Third-party interference is widely documented as being a major cause of damage to buried pipelines. In addition to routine surveillance, maintaining a minimum depth of cover is recognized as a key means of mitigation against third-party interference. We know that the depth of cover over pipelines can change with time. Changes in depth of cover can also be an indication of thermal upheaval, frost heave or ground movement. Current techniques available for measuring depth of cover on buried pipes require significant effort to produce a high-resolution survey for an entire pipeline.
A UK Innovation project completed with National Grid Gas Transmission in 2017 successfully demonstrated a methodology for estimating pipeline depth of cover by combining ground elevation data with high-resolution inertial measurement unit (IMU) data collected during in-line inspection.

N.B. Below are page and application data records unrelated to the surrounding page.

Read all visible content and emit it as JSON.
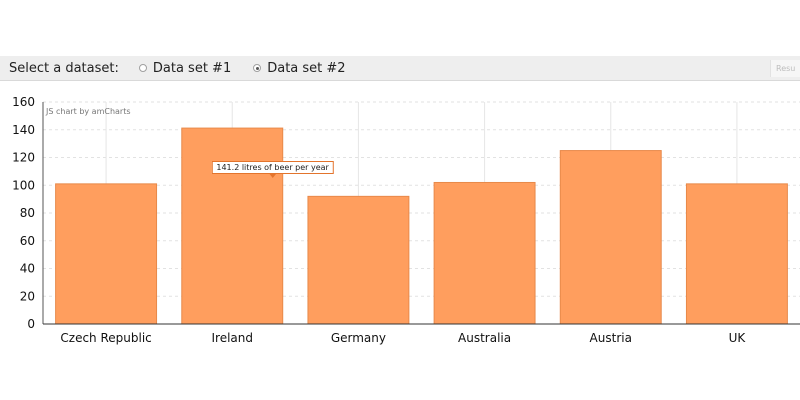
{
  "toolbar": {
    "label": "Select a dataset:",
    "options": [
      {
        "label": "Data set #1",
        "checked": false
      },
      {
        "label": "Data set #2",
        "checked": true
      }
    ],
    "result_tab": "Resu"
  },
  "chart_data": {
    "type": "bar",
    "categories": [
      "Czech Republic",
      "Ireland",
      "Germany",
      "Australia",
      "Austria",
      "UK"
    ],
    "values": [
      101,
      141.2,
      92,
      102,
      125,
      101
    ],
    "ylim": [
      0,
      160
    ],
    "yticks": [
      0,
      20,
      40,
      60,
      80,
      100,
      120,
      140,
      160
    ],
    "grid": true,
    "bar_color": "#ff9e5e",
    "bar_border_color": "#e8894a",
    "credit": "JS chart by amCharts",
    "tooltip": {
      "category": "Ireland",
      "text": "141.2 litres of beer per year"
    }
  }
}
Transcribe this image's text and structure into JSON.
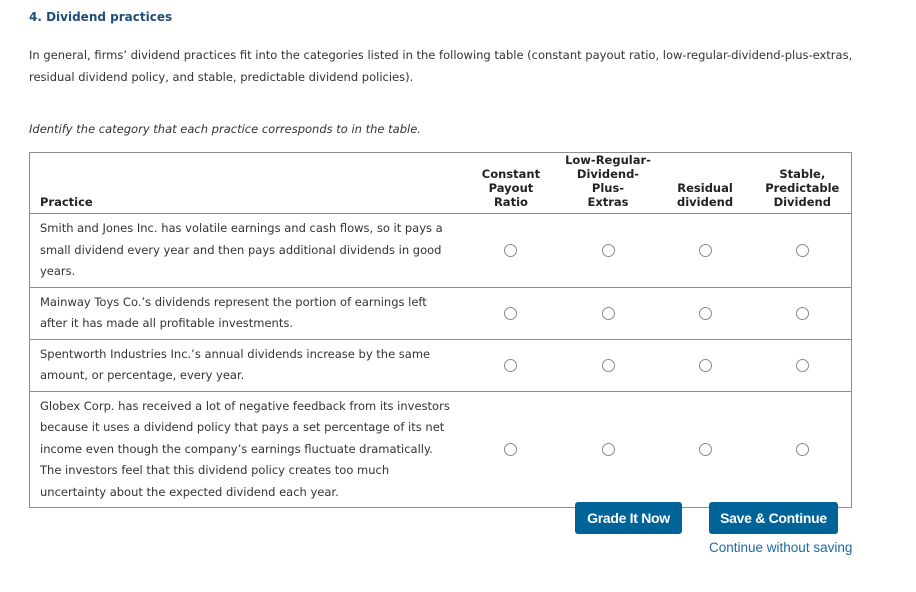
{
  "question": {
    "title": "4. Dividend practices",
    "intro": "In general, firms’ dividend practices fit into the categories listed in the following table (constant payout ratio, low-regular-dividend-plus-extras, residual dividend policy, and stable, predictable dividend policies).",
    "instruction": "Identify the category that each practice corresponds to in the table."
  },
  "table": {
    "practice_header": "Practice",
    "columns": [
      {
        "lines": [
          "Constant",
          "Payout",
          "Ratio"
        ]
      },
      {
        "lines": [
          "Low-Regular-",
          "Dividend-Plus-",
          "Extras"
        ]
      },
      {
        "lines": [
          "",
          "Residual",
          "dividend"
        ]
      },
      {
        "lines": [
          "Stable,",
          "Predictable",
          "Dividend"
        ]
      }
    ],
    "rows": [
      {
        "text": "Smith and Jones Inc. has volatile earnings and cash flows, so it pays a small dividend every year and then pays additional dividends in good years.",
        "selected": null
      },
      {
        "text": "Mainway Toys Co.’s dividends represent the portion of earnings left after it has made all profitable investments.",
        "selected": null
      },
      {
        "text": "Spentworth Industries Inc.’s annual dividends increase by the same amount, or percentage, every year.",
        "selected": null
      },
      {
        "text": "Globex Corp. has received a lot of negative feedback from its investors because it uses a dividend policy that pays a set percentage of its net income even though the company’s earnings fluctuate dramatically. The investors feel that this dividend policy creates too much uncertainty about the expected dividend each year.",
        "selected": null
      }
    ]
  },
  "actions": {
    "grade_label": "Grade It Now",
    "save_label": "Save & Continue",
    "continue_link": "Continue without saving"
  },
  "colors": {
    "title": "#1f4e79",
    "button": "#006499",
    "link": "#1c6aa0"
  }
}
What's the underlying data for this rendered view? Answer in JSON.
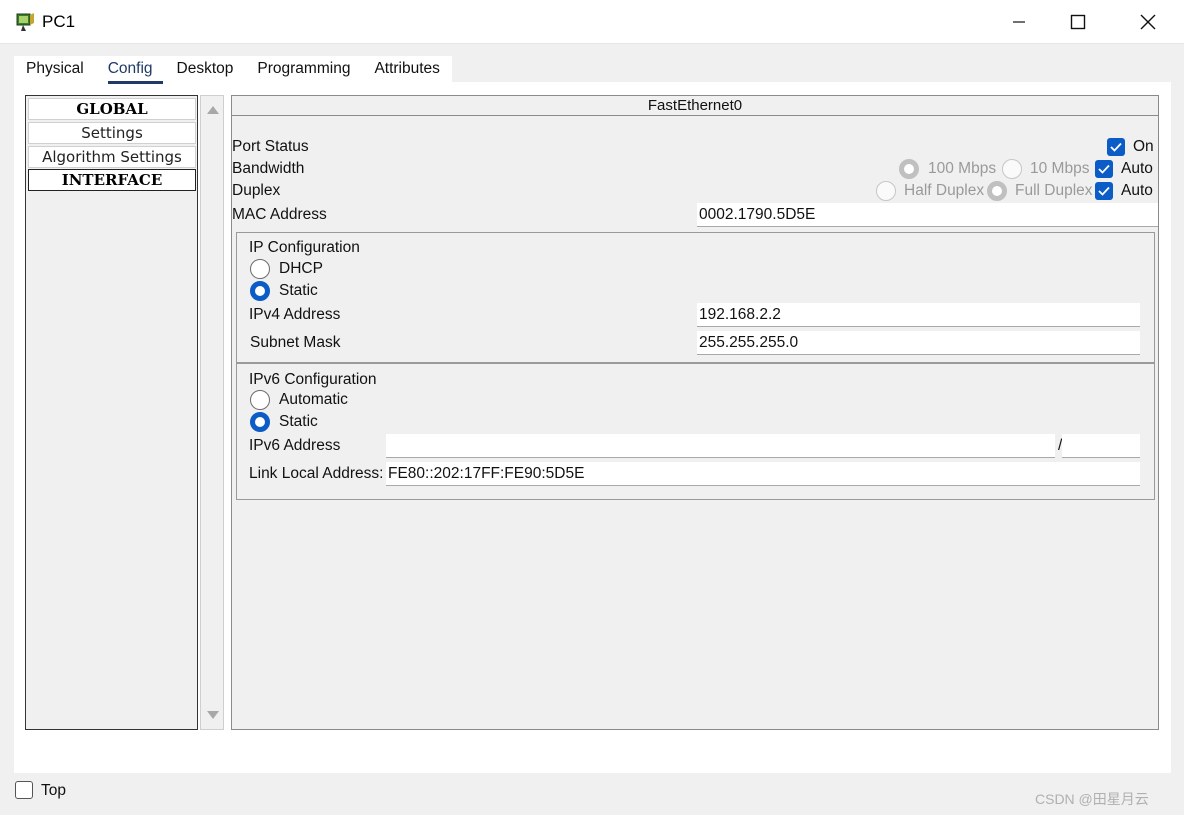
{
  "window": {
    "title": "PC1"
  },
  "tabs": [
    "Physical",
    "Config",
    "Desktop",
    "Programming",
    "Attributes"
  ],
  "sidebar": {
    "items": [
      {
        "label": "GLOBAL"
      },
      {
        "label": "Settings"
      },
      {
        "label": "Algorithm Settings"
      },
      {
        "label": "INTERFACE"
      }
    ]
  },
  "interface": {
    "title": "FastEthernet0",
    "port_status": {
      "label": "Port Status",
      "on_label": "On"
    },
    "bandwidth": {
      "label": "Bandwidth",
      "opt100": "100 Mbps",
      "opt10": "10 Mbps",
      "auto": "Auto"
    },
    "duplex": {
      "label": "Duplex",
      "half": "Half Duplex",
      "full": "Full Duplex",
      "auto": "Auto"
    },
    "mac": {
      "label": "MAC Address",
      "value": "0002.1790.5D5E"
    }
  },
  "ipv4": {
    "title": "IP Configuration",
    "dhcp": "DHCP",
    "static": "Static",
    "address_label": "IPv4 Address",
    "address": "192.168.2.2",
    "mask_label": "Subnet Mask",
    "mask": "255.255.255.0"
  },
  "ipv6": {
    "title": "IPv6 Configuration",
    "automatic": "Automatic",
    "static": "Static",
    "address_label": "IPv6 Address",
    "address": "",
    "slash": "/",
    "prefix": "",
    "link_local_label": "Link Local Address:",
    "link_local": "FE80::202:17FF:FE90:5D5E"
  },
  "footer": {
    "top_label": "Top"
  },
  "watermark": "CSDN @田星月云",
  "colors": {
    "accent": "#0b5cc7",
    "tab_underline": "#1f3a66"
  }
}
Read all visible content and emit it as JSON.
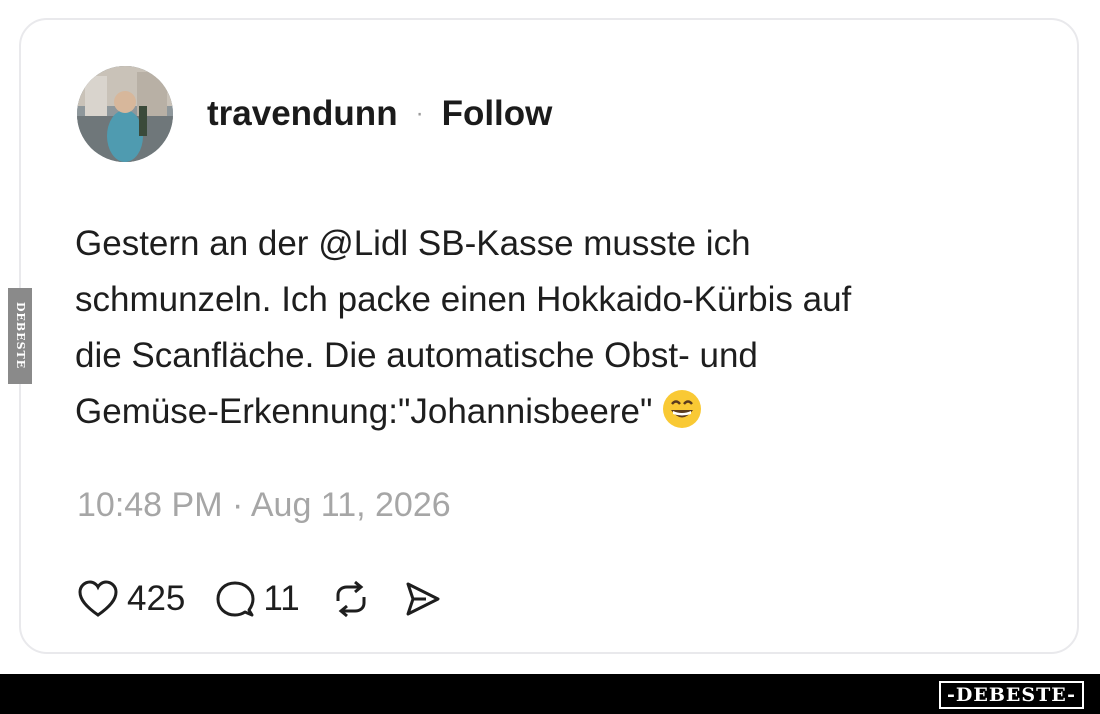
{
  "post": {
    "username": "travendunn",
    "separator": "·",
    "follow_label": "Follow",
    "text_lines": [
      "Gestern an der @Lidl SB-Kasse musste ich",
      "schmunzeln. Ich packe einen Hokkaido-Kürbis auf",
      "die Scanfläche. Die automatische Obst- und",
      "Gemüse-Erkennung:\"Johannisbeere\""
    ],
    "emoji": "grinning-face-with-smiling-eyes",
    "timestamp": "10:48 PM · Aug 11, 2026",
    "likes": "425",
    "comments": "11"
  },
  "icons": {
    "like": "heart-icon",
    "comment": "comment-bubble-icon",
    "repost": "repost-icon",
    "share": "send-icon"
  },
  "watermark": {
    "footer": "-DEBESTE-",
    "side": "DEBESTE"
  },
  "colors": {
    "text": "#1e1e1e",
    "muted": "#a6a6a6",
    "card_border": "#e9e9ec",
    "footer_bg": "#000000"
  }
}
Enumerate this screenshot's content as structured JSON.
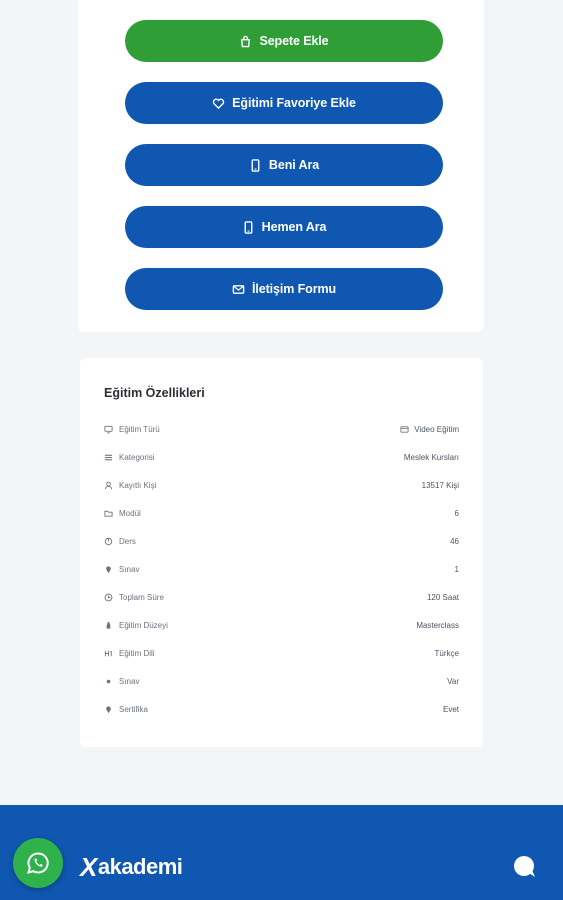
{
  "actions": {
    "add_to_cart": "Sepete Ekle",
    "add_favorite": "Eğitimi Favoriye Ekle",
    "call_me": "Beni Ara",
    "call_now": "Hemen Ara",
    "contact_form": "İletişim Formu"
  },
  "features": {
    "title": "Eğitim Özellikleri",
    "rows": [
      {
        "label": "Eğitim Türü",
        "value": "Video Eğitim",
        "icon": "monitor-icon"
      },
      {
        "label": "Kategorisi",
        "value": "Meslek Kursları",
        "icon": "list-icon"
      },
      {
        "label": "Kayıtlı Kişi",
        "value": "13517 Kişi",
        "icon": "user-icon"
      },
      {
        "label": "Modül",
        "value": "6",
        "icon": "folder-icon"
      },
      {
        "label": "Ders",
        "value": "46",
        "icon": "book-icon"
      },
      {
        "label": "Sınav",
        "value": "1",
        "icon": "pin-icon"
      },
      {
        "label": "Toplam Süre",
        "value": "120 Saat",
        "icon": "clock-icon"
      },
      {
        "label": "Eğitim Düzeyi",
        "value": "Masterclass",
        "icon": "level-icon"
      },
      {
        "label": "Eğitim Dili",
        "value": "Türkçe",
        "icon": "language-icon"
      },
      {
        "label": "Sınav",
        "value": "Var",
        "icon": "dot-icon"
      },
      {
        "label": "Sertifika",
        "value": "Evet",
        "icon": "pin-icon"
      }
    ]
  },
  "footer": {
    "logo_x": "X",
    "logo_text": "akademi"
  },
  "colors": {
    "green": "#2f9e36",
    "blue": "#0f57b0",
    "whatsapp": "#2fb24b"
  }
}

Since the end of the project, ROSEN has completed a further eight pipeline depth of cover inspections, with a total length exceeding 400 kilometers and including a range of pipe diameters.